Former Labour Minister Frank Field said that current levels of immigration were “unsustainable”.
In a BBC interview this week the MP for Birkenhead accused the government of failing to address the issue after borders were opened to nationals from new EU member states in 2004. Britain was one of three countries not to restrict employment to people from Poland and the other new members.
“When we signed up to the new members, France and Germany were very careful to ensure that while the door was open, it wasn’t just flung open,” he said.
“In this country, the government said that they thought there would be 13,000 workers from the new EU members coming in the first year … Within the first 18 months it was 329,000. Britain was one of three countries not to restrict employment to people from Poland and the other new members. Some 580,000 people came to Britain in 2004, but 360,000 left.”
The “Eastern European” factor has already had an adverse affect on many Filipino and Indian migrants, especially in the health care sector.
Employers find it more convenient to recruit staff from Eastern Europe as they do not have to apply for work permits.
Last year the government axed the popular Sectors Based Scheme (SBS) leaving thousands of Filipino and Bangladeshi catering workers disappointed.

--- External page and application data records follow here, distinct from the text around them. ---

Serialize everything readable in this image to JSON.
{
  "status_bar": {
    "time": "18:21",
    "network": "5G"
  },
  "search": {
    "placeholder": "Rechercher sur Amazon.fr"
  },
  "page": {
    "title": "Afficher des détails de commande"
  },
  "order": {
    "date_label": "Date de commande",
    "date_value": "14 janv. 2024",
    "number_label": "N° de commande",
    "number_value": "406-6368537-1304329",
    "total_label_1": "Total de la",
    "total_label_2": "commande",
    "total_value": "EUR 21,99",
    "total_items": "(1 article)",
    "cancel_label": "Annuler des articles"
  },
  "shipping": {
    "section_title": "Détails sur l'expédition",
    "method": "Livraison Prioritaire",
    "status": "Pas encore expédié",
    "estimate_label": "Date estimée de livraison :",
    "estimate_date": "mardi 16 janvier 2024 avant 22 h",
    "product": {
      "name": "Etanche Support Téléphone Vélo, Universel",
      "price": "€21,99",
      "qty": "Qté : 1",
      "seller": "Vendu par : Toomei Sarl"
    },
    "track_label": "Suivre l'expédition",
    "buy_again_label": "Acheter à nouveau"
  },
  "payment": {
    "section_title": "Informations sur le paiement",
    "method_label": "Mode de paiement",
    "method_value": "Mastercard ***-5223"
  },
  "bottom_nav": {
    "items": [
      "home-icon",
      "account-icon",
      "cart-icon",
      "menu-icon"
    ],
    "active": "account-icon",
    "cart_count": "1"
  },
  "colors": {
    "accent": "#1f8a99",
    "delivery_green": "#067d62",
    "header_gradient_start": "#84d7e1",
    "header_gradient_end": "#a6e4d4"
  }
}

Potential non EU migrants will need to “raise their game” in terms of qualifications and skills when the new Points Based System has been fully implemented.